Plagiarism is defined by the University Student Regulations as 'the significant use by a student of other people's work and the submission of it as though it were his or her own'.
The Harvard System of Referencing will provide guidance on how to reference your work correctly and avoid the pitfalls of plagiarism.
There are some things that the Act does allow you to do for the purposes of your own study, within reasonable limits, under what is known as “fair dealing”. You are advised not to copy beyond 5% of a book or one chapter, 1 poem or one article from a journal part.
Almost all the learning resources that you use as a student – books, journals, videos, software, etc. - will be covered by the Copyright, Designs and Patents Act 1988. This prohibits copying someone else's copyright material unless (a) you have their permission or (b) it falls within the limits allowed for “fair dealing
There will be times when you wish to include, or make reference to, material which is not your own (i.e. which is someone else’s copyright) when completing an assignment.

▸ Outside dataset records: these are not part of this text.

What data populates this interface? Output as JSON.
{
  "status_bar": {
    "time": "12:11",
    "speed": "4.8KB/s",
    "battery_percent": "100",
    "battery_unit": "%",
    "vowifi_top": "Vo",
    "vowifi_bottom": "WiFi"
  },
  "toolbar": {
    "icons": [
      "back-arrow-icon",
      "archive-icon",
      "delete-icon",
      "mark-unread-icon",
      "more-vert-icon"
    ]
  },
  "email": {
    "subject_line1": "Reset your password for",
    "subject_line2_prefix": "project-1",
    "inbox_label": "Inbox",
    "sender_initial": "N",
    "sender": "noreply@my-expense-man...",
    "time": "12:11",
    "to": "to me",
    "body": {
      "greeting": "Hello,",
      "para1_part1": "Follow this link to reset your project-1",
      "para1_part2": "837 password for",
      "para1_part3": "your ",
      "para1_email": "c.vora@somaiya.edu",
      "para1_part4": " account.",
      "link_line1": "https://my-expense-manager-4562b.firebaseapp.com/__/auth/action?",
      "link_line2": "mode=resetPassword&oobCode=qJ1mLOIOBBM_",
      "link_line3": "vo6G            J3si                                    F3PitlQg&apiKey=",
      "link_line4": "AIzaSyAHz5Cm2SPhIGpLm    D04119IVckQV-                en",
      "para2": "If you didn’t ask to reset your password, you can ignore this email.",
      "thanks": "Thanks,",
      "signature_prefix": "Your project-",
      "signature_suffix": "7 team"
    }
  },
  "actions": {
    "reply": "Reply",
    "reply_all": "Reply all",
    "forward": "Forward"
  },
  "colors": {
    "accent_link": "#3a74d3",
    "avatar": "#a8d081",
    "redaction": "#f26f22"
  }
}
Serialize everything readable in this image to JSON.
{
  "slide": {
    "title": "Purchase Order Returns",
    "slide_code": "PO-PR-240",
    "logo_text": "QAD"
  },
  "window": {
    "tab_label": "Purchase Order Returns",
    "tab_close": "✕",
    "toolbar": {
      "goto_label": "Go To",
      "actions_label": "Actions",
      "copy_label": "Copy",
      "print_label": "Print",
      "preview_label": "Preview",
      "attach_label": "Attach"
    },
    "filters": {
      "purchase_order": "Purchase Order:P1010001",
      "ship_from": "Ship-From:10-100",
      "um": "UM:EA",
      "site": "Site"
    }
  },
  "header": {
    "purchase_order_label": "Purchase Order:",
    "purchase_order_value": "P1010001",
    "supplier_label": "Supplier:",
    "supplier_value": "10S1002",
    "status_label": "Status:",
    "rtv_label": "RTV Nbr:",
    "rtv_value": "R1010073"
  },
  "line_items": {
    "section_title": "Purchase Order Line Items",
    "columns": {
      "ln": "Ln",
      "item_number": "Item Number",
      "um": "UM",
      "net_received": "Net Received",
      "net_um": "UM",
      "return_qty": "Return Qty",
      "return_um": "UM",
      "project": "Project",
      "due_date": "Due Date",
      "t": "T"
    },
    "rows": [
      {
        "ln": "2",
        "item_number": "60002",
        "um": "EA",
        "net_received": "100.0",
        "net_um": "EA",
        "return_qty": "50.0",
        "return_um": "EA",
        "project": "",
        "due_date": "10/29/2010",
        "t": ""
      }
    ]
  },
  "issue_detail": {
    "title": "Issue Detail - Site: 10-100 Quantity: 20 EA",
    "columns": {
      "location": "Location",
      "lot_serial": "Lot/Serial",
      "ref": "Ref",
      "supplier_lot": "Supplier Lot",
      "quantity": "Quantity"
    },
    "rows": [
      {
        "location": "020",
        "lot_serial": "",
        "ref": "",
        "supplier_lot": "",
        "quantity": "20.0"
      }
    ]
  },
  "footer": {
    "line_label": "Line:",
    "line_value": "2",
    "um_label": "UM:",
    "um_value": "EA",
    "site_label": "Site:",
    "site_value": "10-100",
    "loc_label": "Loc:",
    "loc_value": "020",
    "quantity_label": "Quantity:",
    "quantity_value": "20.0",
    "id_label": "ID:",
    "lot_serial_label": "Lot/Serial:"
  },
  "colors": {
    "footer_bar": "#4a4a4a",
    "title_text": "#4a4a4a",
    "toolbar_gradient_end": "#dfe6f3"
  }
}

It is legitimate to include quotations for the purposes of criticism and review, but you must make sure that such material is properly acknowledged or cited.
Shorter quotations of a few words or sentences may be used to illustrate a point, but not to replace using your own words. These must also be correctly acknowledged and cited.